Neff began doing work for payday loan providers like Hallinan after years of exercising banking legislation, first as a regulatory attorney for the Delaware Attorney General’s workplace within the late ’70s and soon after as a vice president of useful Bank.
Testifying at their test year that is last Neff stated Hallinan first approached him about a potential relationship with Indian tribes as federal government efforts to split down on predatory lending proceeded to cause headaches when it comes to industry.
Together, they forged the initial of just exactly just what will be relationships that are many tribes around the world, reasoning that through the federally recognized groups вЂ” which hold sovereign resistance to create their particular laws on booking lands вЂ” they are able to continue steadily to operate nationwide.
But those partnerships had been fundamentally hollow. The tribes did bit more than gather payoffs up to $20,000 a thirty days from hallinan’s organizations for the usage of their names, while hallinan continued to issue and program almost all associated with the loans from their workplaces in bala cynwyd.
The strategy aided to build significantly more than $490 million in collections for Hallinan’s businesses and ended up being therefore commonly emulated within their industry so it attained its very own nickname вЂ“ “rent-a-tribe.”
Whenever plaintiffs’ solicitors and regulators started to investigate these plans, Hallinan and Neff involved with appropriate gymnastics to cover their very own involvement. The pair managed to persuade opposing lawyers that Hallinan had sold the company at the heart of that suit to a man named Randall Ginger, a self-proclaimed hereditary chieftain of a Canadian tribe in a 2010 class-action case in Indiana.
Ginger later asserted he had online payday loans Connecticut very little assets to cover a court judgment, prompting the outcome’s plaintiffs to be in their claims in 2014 for an overall total of $260,000.
From 2008 to 2013, Hallinan ended up being spending Ginger thousands of bucks to claim the organization as their own вЂ“ a little cost to cover when compared to possible appropriate visibility as much as ten dollars million that Neff believed Hallinan could face.
“solicitors are meant to advise their customers just how to follow guidelines,” Dubnoff stated. “Wheeler Neff encouraged his customers just how to evade rules.”
However with their future and reputation exactly in danger, Neff sought Friday to own their part viewed via a lens that is different.
“Neff knew that Hallinan required guidance, in which he thought he was the lawyer which could guide him away from difficulty,” stated Cogan, Neff’s attorney. “He ended up being incorrect.

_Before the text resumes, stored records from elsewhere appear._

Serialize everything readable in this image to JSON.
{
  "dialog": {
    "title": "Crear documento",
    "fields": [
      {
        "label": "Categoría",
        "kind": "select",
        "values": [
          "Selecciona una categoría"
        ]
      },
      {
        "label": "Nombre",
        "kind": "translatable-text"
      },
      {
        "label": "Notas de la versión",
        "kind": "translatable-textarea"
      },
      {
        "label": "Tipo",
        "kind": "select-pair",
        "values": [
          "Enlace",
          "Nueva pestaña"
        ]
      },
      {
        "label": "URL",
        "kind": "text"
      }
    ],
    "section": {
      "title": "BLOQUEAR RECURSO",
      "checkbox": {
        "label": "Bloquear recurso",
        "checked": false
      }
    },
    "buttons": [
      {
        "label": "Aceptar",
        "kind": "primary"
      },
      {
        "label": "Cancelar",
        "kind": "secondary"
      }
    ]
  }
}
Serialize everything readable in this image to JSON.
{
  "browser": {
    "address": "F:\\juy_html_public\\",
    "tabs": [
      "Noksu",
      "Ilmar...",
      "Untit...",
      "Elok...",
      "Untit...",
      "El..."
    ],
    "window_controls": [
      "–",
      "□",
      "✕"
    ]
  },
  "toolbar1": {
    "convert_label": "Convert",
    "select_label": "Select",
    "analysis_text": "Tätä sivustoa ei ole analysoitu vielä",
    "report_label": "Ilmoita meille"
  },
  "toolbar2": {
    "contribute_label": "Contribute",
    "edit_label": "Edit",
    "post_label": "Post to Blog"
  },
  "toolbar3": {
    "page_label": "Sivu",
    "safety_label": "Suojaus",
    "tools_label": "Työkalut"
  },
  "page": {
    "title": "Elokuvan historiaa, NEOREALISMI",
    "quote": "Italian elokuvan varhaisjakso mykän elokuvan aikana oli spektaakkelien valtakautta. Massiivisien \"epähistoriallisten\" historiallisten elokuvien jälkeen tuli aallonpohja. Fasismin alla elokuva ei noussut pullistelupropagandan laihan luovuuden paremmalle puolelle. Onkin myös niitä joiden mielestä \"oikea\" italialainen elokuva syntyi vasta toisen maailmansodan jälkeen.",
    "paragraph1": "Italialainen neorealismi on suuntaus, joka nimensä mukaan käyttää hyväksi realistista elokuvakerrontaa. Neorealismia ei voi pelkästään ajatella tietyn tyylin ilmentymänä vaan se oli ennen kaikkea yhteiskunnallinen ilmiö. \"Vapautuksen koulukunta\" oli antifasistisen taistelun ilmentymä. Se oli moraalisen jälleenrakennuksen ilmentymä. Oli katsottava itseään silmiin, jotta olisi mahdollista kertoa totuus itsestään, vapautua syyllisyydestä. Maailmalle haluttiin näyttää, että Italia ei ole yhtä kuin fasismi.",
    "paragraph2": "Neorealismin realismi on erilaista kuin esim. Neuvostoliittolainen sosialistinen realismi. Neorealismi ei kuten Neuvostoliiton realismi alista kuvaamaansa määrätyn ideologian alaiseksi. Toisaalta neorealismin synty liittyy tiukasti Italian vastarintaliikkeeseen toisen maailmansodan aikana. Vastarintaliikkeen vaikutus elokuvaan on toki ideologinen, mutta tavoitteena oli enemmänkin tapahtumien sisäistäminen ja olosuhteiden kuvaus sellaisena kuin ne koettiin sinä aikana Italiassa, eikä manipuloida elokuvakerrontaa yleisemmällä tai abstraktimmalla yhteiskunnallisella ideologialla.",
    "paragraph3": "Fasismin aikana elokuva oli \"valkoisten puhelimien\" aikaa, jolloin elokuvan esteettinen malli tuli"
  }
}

Had been that a failing that is moral? Possibly. Nonetheless it had not been one created away from malice or an intent to deceive.”